> _Task goal_:
Print the listing exactly as it stands. Skip every picture.

----------

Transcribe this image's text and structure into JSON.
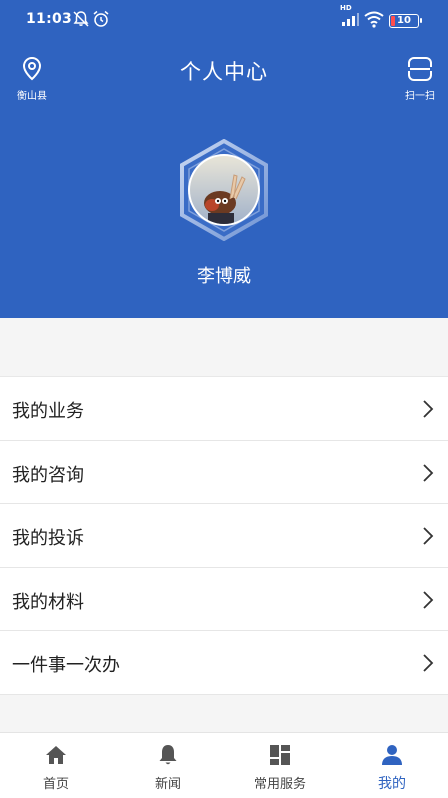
{
  "status_bar": {
    "time": "11:03",
    "battery": "10",
    "network": "HD"
  },
  "header": {
    "title": "个人中心",
    "location_label": "衡山县",
    "scan_label": "扫一扫"
  },
  "profile": {
    "name": "李博威"
  },
  "menu": {
    "items": [
      {
        "label": "我的业务"
      },
      {
        "label": "我的咨询"
      },
      {
        "label": "我的投诉"
      },
      {
        "label": "我的材料"
      },
      {
        "label": "一件事一次办"
      }
    ]
  },
  "tabbar": {
    "tabs": [
      {
        "label": "首页",
        "icon": "home-icon"
      },
      {
        "label": "新闻",
        "icon": "bell-icon"
      },
      {
        "label": "常用服务",
        "icon": "grid-icon"
      },
      {
        "label": "我的",
        "icon": "person-icon"
      }
    ],
    "active_index": 3
  },
  "colors": {
    "brand": "#2f63c0",
    "background": "#f5f5f5",
    "text": "#222222"
  }
}
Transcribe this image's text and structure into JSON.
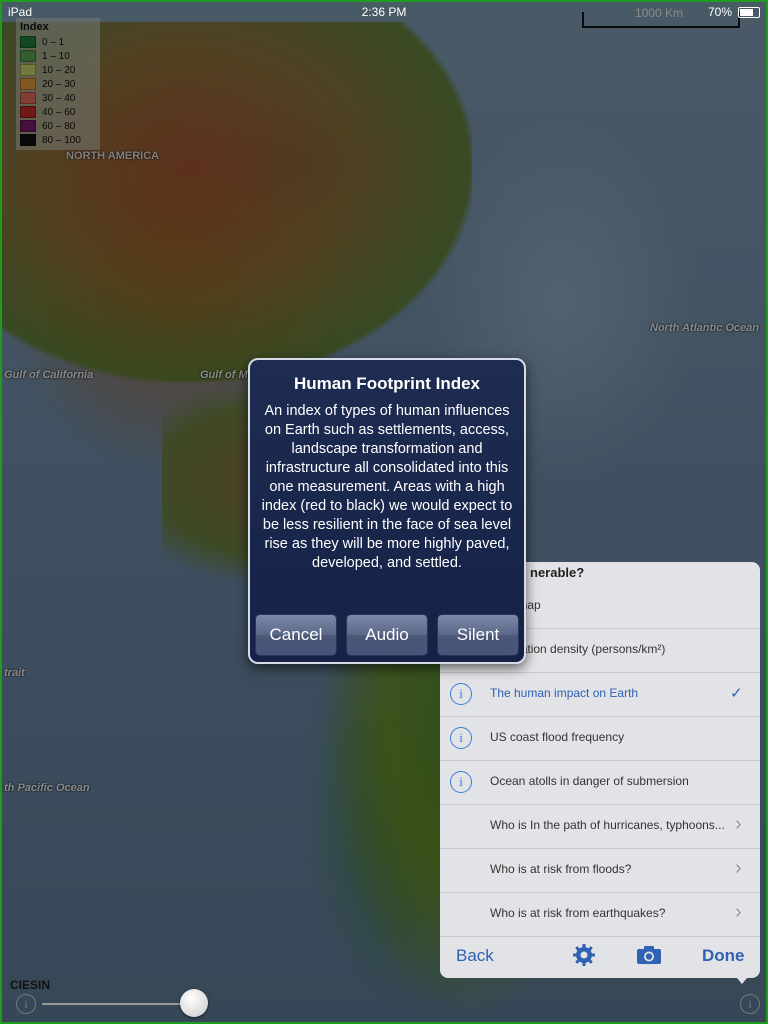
{
  "status_bar": {
    "carrier": "iPad",
    "time": "2:36 PM",
    "battery": "70%",
    "battery_level": 0.7
  },
  "scale_bar": {
    "label": "1000 Km"
  },
  "legend": {
    "title": "Index",
    "items": [
      {
        "label": "0 – 1",
        "color": "#1f7a3a"
      },
      {
        "label": "1 – 10",
        "color": "#5aa04a"
      },
      {
        "label": "10 – 20",
        "color": "#c8d26a"
      },
      {
        "label": "20 – 30",
        "color": "#e09a3a"
      },
      {
        "label": "30 – 40",
        "color": "#e06a5a"
      },
      {
        "label": "40 – 60",
        "color": "#c02a2a"
      },
      {
        "label": "60 – 80",
        "color": "#7a1a6a"
      },
      {
        "label": "80 – 100",
        "color": "#111111"
      }
    ]
  },
  "map_labels": {
    "north_america": "NORTH AMERICA",
    "north_atlantic": "North Atlantic Ocean",
    "gulf_california": "Gulf of California",
    "gulf_mexico": "Gulf of Me",
    "trait": "trait",
    "south_pacific": "th Pacific Ocean"
  },
  "alert": {
    "title": "Human Footprint Index",
    "message": "An index of types of human influences on Earth such as settlements, access, landscape transformation and infrastructure all consolidated into this one measurement. Areas with a high index (red to black) we would expect to be less resilient in the face of sea level rise as they will be more highly paved, developed, and settled.",
    "buttons": {
      "cancel": "Cancel",
      "audio": "Audio",
      "silent": "Silent"
    }
  },
  "panel": {
    "header": "nerable?",
    "rows": [
      {
        "label": "Basemap",
        "info": true
      },
      {
        "label": "Population density (persons/km²)",
        "info": true
      },
      {
        "label": "The human impact on Earth",
        "info": true,
        "selected": true
      },
      {
        "label": "US coast flood frequency",
        "info": true
      },
      {
        "label": "Ocean atolls in danger of submersion",
        "info": true
      },
      {
        "label": "Who is In the path of hurricanes, typhoons...",
        "disclosure": true
      },
      {
        "label": "Who is at risk from floods?",
        "disclosure": true
      },
      {
        "label": "Who is at risk from earthquakes?",
        "disclosure": true
      }
    ],
    "toolbar": {
      "back": "Back",
      "done": "Done",
      "settings_icon": "gear-icon",
      "camera_icon": "camera-icon"
    }
  },
  "bottom": {
    "credit": "CIESIN",
    "info_glyph": "i",
    "opacity_slider_value": 0.95
  },
  "glyphs": {
    "info": "i",
    "check": "✓",
    "chevron": "›"
  },
  "colors": {
    "accent": "#2f62b4",
    "alert_bg": "#1f2c52",
    "panel_bg": "#e2e3e6"
  }
}
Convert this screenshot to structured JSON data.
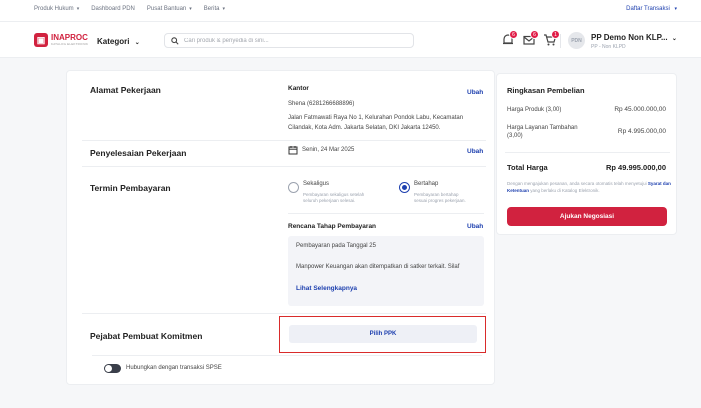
{
  "topnav": {
    "items": [
      "Produk Hukum",
      "Dashboard PDN",
      "Pusat Bantuan",
      "Berita"
    ],
    "daftar_transaksi": "Daftar Transaksi"
  },
  "header": {
    "logo_text": "INAPROC",
    "logo_sub": "KATALOG ELEKTRONIK",
    "kategori": "Kategori",
    "search_placeholder": "Cari produk & penyedia di sini...",
    "badges": [
      "6",
      "6",
      "1"
    ],
    "avatar_text": "PDN",
    "user_name": "PP Demo Non KLP...",
    "user_role": "PP - Non KLPD"
  },
  "alamat": {
    "label": "Alamat Pekerjaan",
    "kantor": "Kantor",
    "ubah": "Ubah",
    "name_phone": "Shena (6281266688896)",
    "address_line1": "Jalan Fatmawati Raya No 1, Kelurahan Pondok Labu, Kecamatan",
    "address_line2": "Cilandak, Kota Adm. Jakarta Selatan, DKI Jakarta 12450."
  },
  "penyelesaian": {
    "label": "Penyelesaian Pekerjaan",
    "date": "Senin, 24 Mar 2025",
    "ubah": "Ubah"
  },
  "termin": {
    "label": "Termin Pembayaran",
    "opt1_title": "Sekaligus",
    "opt1_desc1": "Pembayaran sekaligus setelah",
    "opt1_desc2": "seluruh pekerjaan selesai.",
    "opt2_title": "Bertahap",
    "opt2_desc1": "Pembayaran bertahap",
    "opt2_desc2": "sesuai progres pekerjaan.",
    "selected": "Bertahap",
    "rencana_title": "Rencana Tahap Pembayaran",
    "ubah": "Ubah",
    "plan_line1": "Pembayaran pada Tanggal 25",
    "plan_line2": "Manpower Keuangan akan ditempatkan di satker terkait. Silaf",
    "lihat": "Lihat Selengkapnya"
  },
  "ppk": {
    "label": "Pejabat Pembuat Komitmen",
    "button": "Pilih PPK"
  },
  "toggle": {
    "label": "Hubungkan dengan transaksi SPSE"
  },
  "summary": {
    "title": "Ringkasan Pembelian",
    "harga_produk_label": "Harga Produk (3,00)",
    "harga_produk_value": "Rp 45.000.000,00",
    "layanan_label1": "Harga Layanan Tambahan",
    "layanan_label2": "(3,00)",
    "layanan_value": "Rp 4.995.000,00",
    "total_label": "Total Harga",
    "total_value": "Rp 49.995.000,00",
    "note1": "Dengan mengajukan pesanan, anda secara otomatis telah menyetujui",
    "note_link": "Syarat dan Ketentuan",
    "note2": "yang berlaku di Katalog Elektronik.",
    "button": "Ajukan Negosiasi"
  },
  "colors": {
    "brand_red": "#d1223f",
    "link_blue": "#1e40af",
    "highlight_outline": "#d92b2b"
  }
}
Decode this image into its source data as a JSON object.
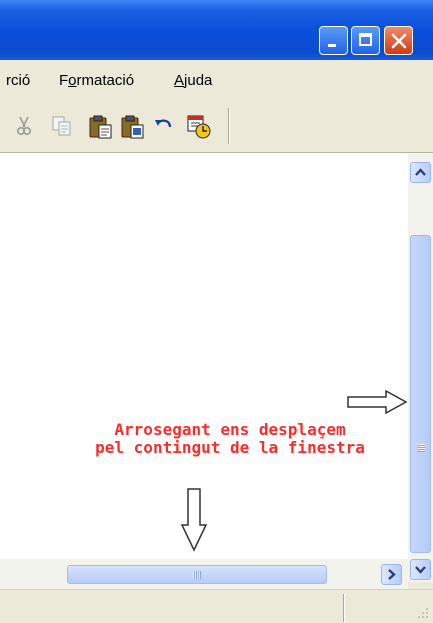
{
  "menu": {
    "items": [
      {
        "pre": "rció",
        "ul": "",
        "post": ""
      },
      {
        "pre": "F",
        "ul": "o",
        "post": "rmatació"
      },
      {
        "pre": "",
        "ul": "A",
        "post": "juda"
      }
    ]
  },
  "toolbar": {
    "tools": [
      "cut-icon",
      "copy-icon",
      "paste-icon",
      "undo-icon",
      "date-time-icon"
    ]
  },
  "annotation": {
    "line1": "Arrosegant ens desplaçem",
    "line2": "pel contingut de la finestra",
    "color": "#ff2b2b"
  },
  "colors": {
    "titlebar": "#0a4ed9",
    "chrome": "#ece9d8",
    "scrollbar_thumb": "#c7d8fb"
  }
}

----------

> _The answer_:
Transcribe this image's text and structure into JSON.
{
  "status_bar": {
    "time": "11:03",
    "battery": "10",
    "network": "HD"
  },
  "header": {
    "title": "个人中心",
    "location_label": "衡山县",
    "scan_label": "扫一扫"
  },
  "profile": {
    "name": "李博威"
  },
  "menu": {
    "items": [
      {
        "label": "我的业务"
      },
      {
        "label": "我的咨询"
      },
      {
        "label": "我的投诉"
      },
      {
        "label": "我的材料"
      },
      {
        "label": "一件事一次办"
      }
    ]
  },
  "tabbar": {
    "tabs": [
      {
        "label": "首页",
        "icon": "home-icon"
      },
      {
        "label": "新闻",
        "icon": "bell-icon"
      },
      {
        "label": "常用服务",
        "icon": "grid-icon"
      },
      {
        "label": "我的",
        "icon": "person-icon"
      }
    ],
    "active_index": 3
  },
  "colors": {
    "brand": "#2f63c0",
    "background": "#f5f5f5",
    "text": "#222222"
  }
}
Transcribe this image's text and structure into JSON.
{
  "status_bar": {
    "carrier": "iPad",
    "time": "2:36 PM",
    "battery": "70%",
    "battery_level": 0.7
  },
  "scale_bar": {
    "label": "1000 Km"
  },
  "legend": {
    "title": "Index",
    "items": [
      {
        "label": "0 – 1",
        "color": "#1f7a3a"
      },
      {
        "label": "1 – 10",
        "color": "#5aa04a"
      },
      {
        "label": "10 – 20",
        "color": "#c8d26a"
      },
      {
        "label": "20 – 30",
        "color": "#e09a3a"
      },
      {
        "label": "30 – 40",
        "color": "#e06a5a"
      },
      {
        "label": "40 – 60",
        "color": "#c02a2a"
      },
      {
        "label": "60 – 80",
        "color": "#7a1a6a"
      },
      {
        "label": "80 – 100",
        "color": "#111111"
      }
    ]
  },
  "map_labels": {
    "north_america": "NORTH AMERICA",
    "north_atlantic": "North Atlantic Ocean",
    "gulf_california": "Gulf of California",
    "gulf_mexico": "Gulf of Me",
    "trait": "trait",
    "south_pacific": "th Pacific Ocean"
  },
  "alert": {
    "title": "Human Footprint Index",
    "message": "An index of types of human influences on Earth such as settlements, access, landscape transformation and infrastructure all consolidated into this one measurement. Areas with a high index (red to black) we would expect to be less resilient in the face of sea level rise as they will be more highly paved, developed, and settled.",
    "buttons": {
      "cancel": "Cancel",
      "audio": "Audio",
      "silent": "Silent"
    }
  },
  "panel": {
    "header": "nerable?",
    "rows": [
      {
        "label": "Basemap",
        "info": true
      },
      {
        "label": "Population density (persons/km²)",
        "info": true
      },
      {
        "label": "The human impact on Earth",
        "info": true,
        "selected": true
      },
      {
        "label": "US coast flood frequency",
        "info": true
      },
      {
        "label": "Ocean atolls in danger of submersion",
        "info": true
      },
      {
        "label": "Who is In the path of hurricanes, typhoons...",
        "disclosure": true
      },
      {
        "label": "Who is at risk from floods?",
        "disclosure": true
      },
      {
        "label": "Who is at risk from earthquakes?",
        "disclosure": true
      }
    ],
    "toolbar": {
      "back": "Back",
      "done": "Done",
      "settings_icon": "gear-icon",
      "camera_icon": "camera-icon"
    }
  },
  "bottom": {
    "credit": "CIESIN",
    "info_glyph": "i",
    "opacity_slider_value": 0.95
  },
  "glyphs": {
    "info": "i",
    "check": "✓",
    "chevron": "›"
  },
  "colors": {
    "accent": "#2f62b4",
    "alert_bg": "#1f2c52",
    "panel_bg": "#e2e3e6"
  }
}
Convert this screenshot to structured JSON data.
{
  "topnav": {
    "items": [
      "Produk Hukum",
      "Dashboard PDN",
      "Pusat Bantuan",
      "Berita"
    ],
    "daftar_transaksi": "Daftar Transaksi"
  },
  "header": {
    "logo_text": "INAPROC",
    "logo_sub": "KATALOG ELEKTRONIK",
    "kategori": "Kategori",
    "search_placeholder": "Cari produk & penyedia di sini...",
    "badges": [
      "6",
      "6",
      "1"
    ],
    "avatar_text": "PDN",
    "user_name": "PP Demo Non KLP...",
    "user_role": "PP - Non KLPD"
  },
  "alamat": {
    "label": "Alamat Pekerjaan",
    "kantor": "Kantor",
    "ubah": "Ubah",
    "name_phone": "Shena (6281266688896)",
    "address_line1": "Jalan Fatmawati Raya No 1, Kelurahan Pondok Labu, Kecamatan",
    "address_line2": "Cilandak, Kota Adm. Jakarta Selatan, DKI Jakarta 12450."
  },
  "penyelesaian": {
    "label": "Penyelesaian Pekerjaan",
    "date": "Senin, 24 Mar 2025",
    "ubah": "Ubah"
  },
  "termin": {
    "label": "Termin Pembayaran",
    "opt1_title": "Sekaligus",
    "opt1_desc1": "Pembayaran sekaligus setelah",
    "opt1_desc2": "seluruh pekerjaan selesai.",
    "opt2_title": "Bertahap",
    "opt2_desc1": "Pembayaran bertahap",
    "opt2_desc2": "sesuai progres pekerjaan.",
    "selected": "Bertahap",
    "rencana_title": "Rencana Tahap Pembayaran",
    "ubah": "Ubah",
    "plan_line1": "Pembayaran pada Tanggal 25",
    "plan_line2": "Manpower Keuangan akan ditempatkan di satker terkait. Silaf",
    "lihat": "Lihat Selengkapnya"
  },
  "ppk": {
    "label": "Pejabat Pembuat Komitmen",
    "button": "Pilih PPK"
  },
  "toggle": {
    "label": "Hubungkan dengan transaksi SPSE"
  },
  "summary": {
    "title": "Ringkasan Pembelian",
    "harga_produk_label": "Harga Produk (3,00)",
    "harga_produk_value": "Rp 45.000.000,00",
    "layanan_label1": "Harga Layanan Tambahan",
    "layanan_label2": "(3,00)",
    "layanan_value": "Rp 4.995.000,00",
    "total_label": "Total Harga",
    "total_value": "Rp 49.995.000,00",
    "note1": "Dengan mengajukan pesanan, anda secara otomatis telah menyetujui",
    "note_link": "Syarat dan Ketentuan",
    "note2": "yang berlaku di Katalog Elektronik.",
    "button": "Ajukan Negosiasi"
  },
  "colors": {
    "brand_red": "#d1223f",
    "link_blue": "#1e40af",
    "highlight_outline": "#d92b2b"
  }
}
Decode this image into its source data as a JSON object.
{
  "menu": {
    "items": [
      {
        "pre": "rció",
        "ul": "",
        "post": ""
      },
      {
        "pre": "F",
        "ul": "o",
        "post": "rmatació"
      },
      {
        "pre": "",
        "ul": "A",
        "post": "juda"
      }
    ]
  },
  "toolbar": {
    "tools": [
      "cut-icon",
      "copy-icon",
      "paste-icon",
      "undo-icon",
      "date-time-icon"
    ]
  },
  "annotation": {
    "line1": "Arrosegant ens desplaçem",
    "line2": "pel contingut de la finestra",
    "color": "#ff2b2b"
  },
  "colors": {
    "titlebar": "#0a4ed9",
    "chrome": "#ece9d8",
    "scrollbar_thumb": "#c7d8fb"
  }
}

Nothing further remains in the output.